Woke up early this morning. I summoned up my courage--and went to the 8 am traditional "Common Prayer/Communion" service at St. Savior's Anglican Church. There were maybe 20 or so seniors, me, and one guy maybe in his thirties or forties.
They used the traditional book of Common Prayer, plus a hymn book, plus a bulletin with today's scripture readings and collect. I recognized many of the prayers, the Nicene Creed, the responses, and the Communion order of service, and was even able to repeat some parts quite accurately, even though it has been a long time since I attended Anglican services.
I enjoyed the hymns instead of just "worship choruses." I enjoyed the prayers.
But when it came time for communion, tears were trickling down my cheeks, though I didn't go up for communion. It was like a great dam in my heart was springing a leak. The tears were coming down before I even "felt" anything . . . except that in some very deep and profound way, I was "home."
I wonder . . . I remember loving the Anglican service in Keremeos ... and Old Massett . . . and Masset . . . and and in those places too, I felt at home. I wonder if it might have some relationship to my earliest memories when my parents went to the Anglican Church in Masset (and sometimes Old Massett) when I was very small. I remember Mom said they often had to get a baby-sitter because young children were frowned upon in the Masset church (too noisy). But still, I must have been there sometimes. Maybe it's "home" like the town of Masset was "home" when I went back as an adult after being gone for 22 years. Maybe those early years really do have a really profound imprint.
Yet I have, at the same time (and always have had) this slightly "guilty" feeling -- judged feeling -- for going to a "liberal" church, where, supposedly, it's all "social gospel" and "ritual" and way too much "liturgy" and "tradition." That, too, was implanted in me from my earliest years, as letters between my parents and grandparents in those times show. It was such a big deal then, the differences between denominations. So sad . . .
Yet, in actually attending Anglican services over the years (at first because it was the only choice in a small town, but soon enough because I found I loved it), I have found only "home" and "family" and yes, tradition, deep roots that stretch through time and history and around the globe--a true sense of "the church universal" . . . and a lack of judgment . . .
I told my husband that I felt this morning that the people (and the service, and the atmosphere) were, well, gentle. I felt like a little child wrapped in a soft blanket and held close in my mother's or father's or grandfather's arms/lap.
Why did I not take communion? Scared. Afraid of getting drawn in, perhaps (I'd truly rather go there than to "evangelical churches" or even to the small house church Sunday gathering I've been attending. Though I wouldn't mind both the Sunday gathering and the Anglican service. I think I'd really feel like I'd been both fed, and had Sabbath rest!
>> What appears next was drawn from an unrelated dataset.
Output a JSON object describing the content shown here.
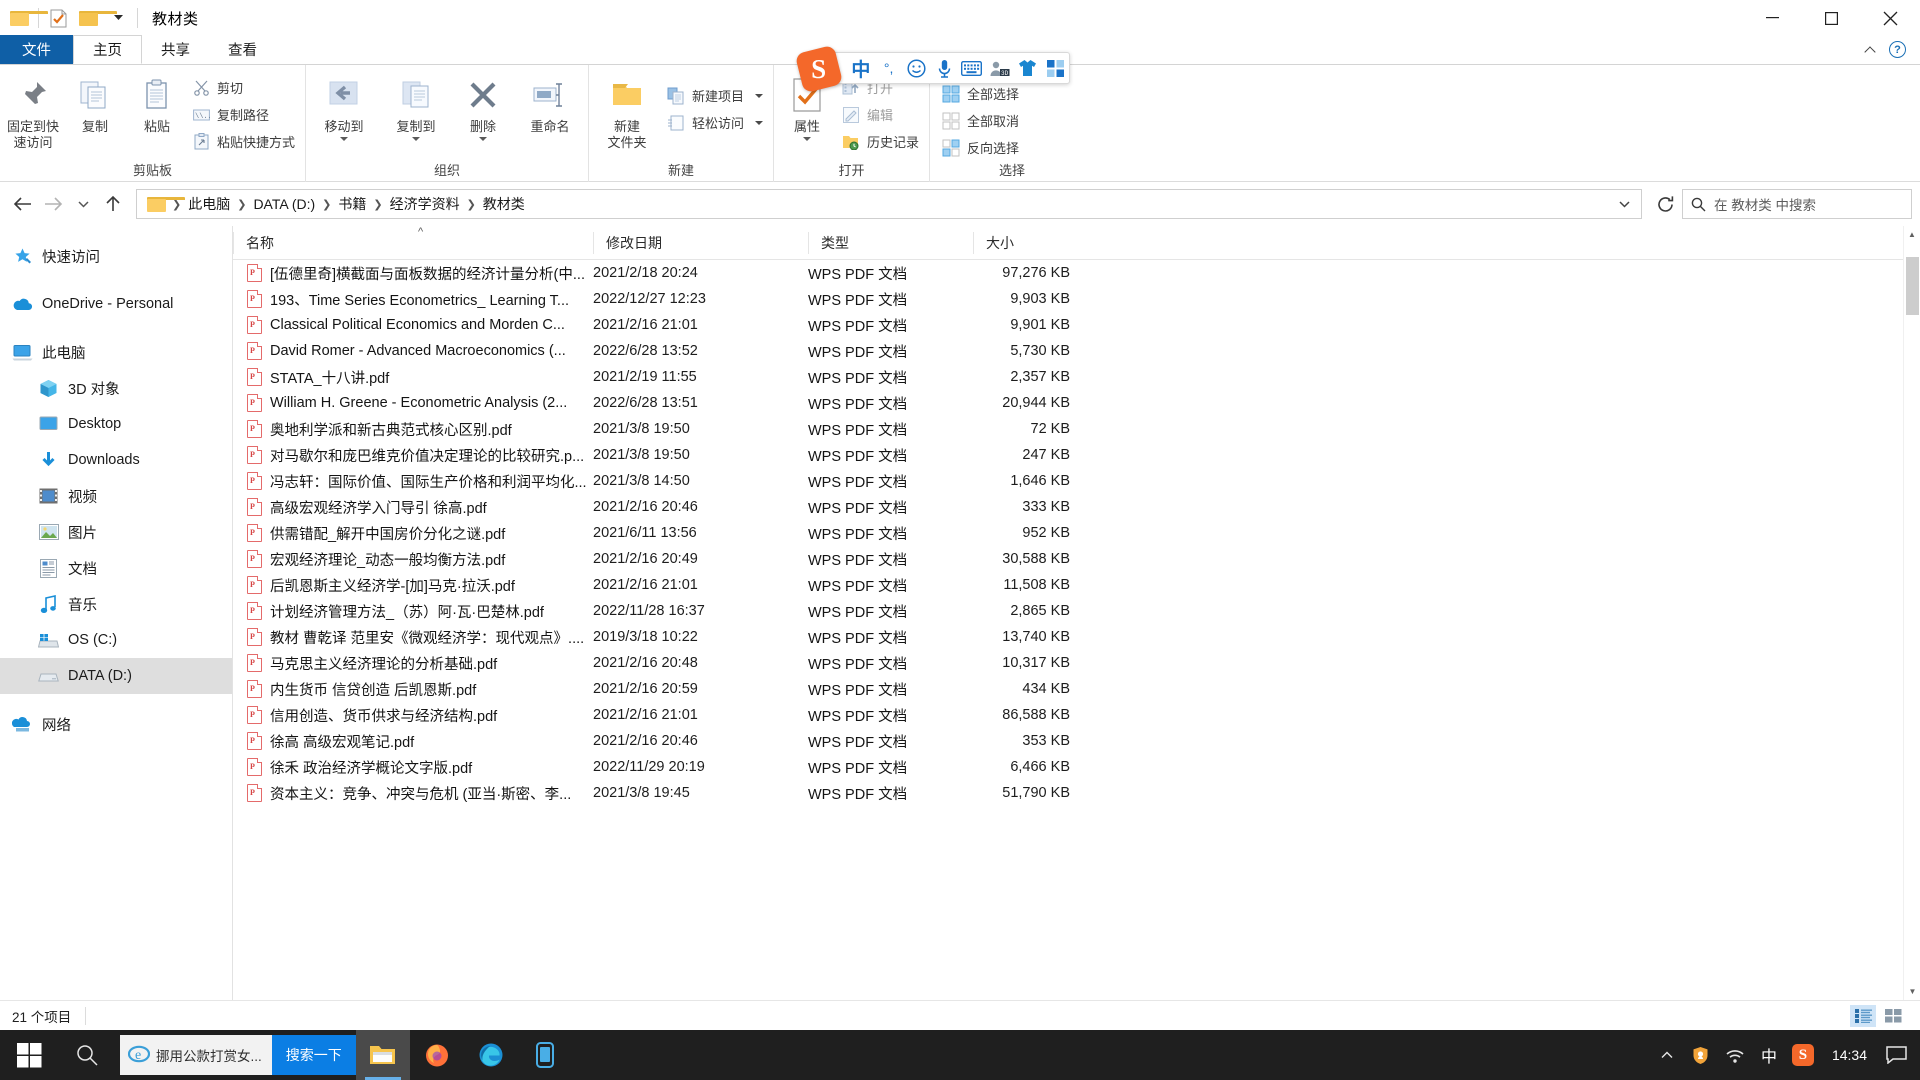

I don't expect they'd mind, either.
I also felt . . . yes, the load of my sin (we avoid that in "evangelicalism." We talk about the glory of the cross, about its victory, about its forgiveness, but when we don't really speak what we have been rescued from, then where is the glory, I wonder?)
And I felt the sense of awe and wonder . . . of the majesty of God, I suppose . . . and the fullness of God. I feel like so many Christians ("evangelicals," the ones who feel so smugly superior to the "liberal social gospel types," who, yes, feel the "liberals" really aren't Christians at all), well I feel like their God, all loving and personal and Fatherly and "intimate" . . . that their view of Him is really awfully shallow. I miss the "deep, slow moving river" I find in the Anglican liturgy; even if it is not nearly as "exciting" as the "springs of living water" that some churches constantly celebrate.